Provided entries =
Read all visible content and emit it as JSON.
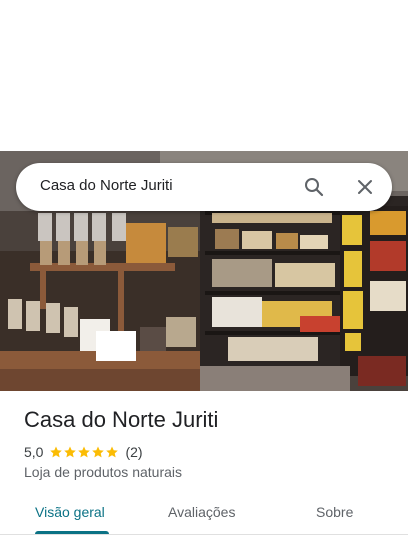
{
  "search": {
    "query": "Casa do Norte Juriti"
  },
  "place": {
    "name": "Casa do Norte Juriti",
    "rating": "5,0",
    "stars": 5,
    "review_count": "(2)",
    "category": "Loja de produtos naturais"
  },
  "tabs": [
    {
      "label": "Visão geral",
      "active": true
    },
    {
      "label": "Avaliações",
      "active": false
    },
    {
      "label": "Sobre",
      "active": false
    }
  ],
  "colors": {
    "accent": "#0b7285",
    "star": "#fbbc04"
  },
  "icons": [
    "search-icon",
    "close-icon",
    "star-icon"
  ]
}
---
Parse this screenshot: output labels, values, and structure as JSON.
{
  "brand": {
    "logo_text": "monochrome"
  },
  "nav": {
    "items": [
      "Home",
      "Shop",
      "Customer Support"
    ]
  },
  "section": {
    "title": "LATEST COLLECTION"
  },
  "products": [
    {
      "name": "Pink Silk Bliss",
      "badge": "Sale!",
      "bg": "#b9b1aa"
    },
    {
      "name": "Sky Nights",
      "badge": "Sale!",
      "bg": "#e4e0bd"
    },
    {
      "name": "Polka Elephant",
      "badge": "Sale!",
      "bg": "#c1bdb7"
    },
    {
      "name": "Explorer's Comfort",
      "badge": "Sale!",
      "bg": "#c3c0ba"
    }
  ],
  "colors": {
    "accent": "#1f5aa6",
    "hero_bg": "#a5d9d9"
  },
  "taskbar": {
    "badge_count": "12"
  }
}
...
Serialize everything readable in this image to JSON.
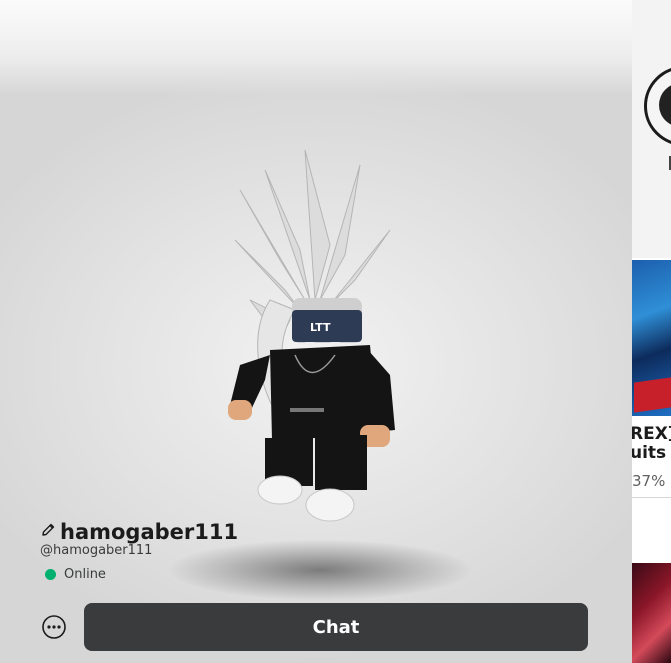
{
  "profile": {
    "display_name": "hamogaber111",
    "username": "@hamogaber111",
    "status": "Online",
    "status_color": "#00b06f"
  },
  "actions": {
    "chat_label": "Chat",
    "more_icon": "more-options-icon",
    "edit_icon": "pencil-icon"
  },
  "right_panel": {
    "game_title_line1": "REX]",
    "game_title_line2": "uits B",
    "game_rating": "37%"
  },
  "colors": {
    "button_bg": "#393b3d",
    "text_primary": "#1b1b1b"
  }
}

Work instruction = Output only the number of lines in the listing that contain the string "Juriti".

Solution to the problem = 2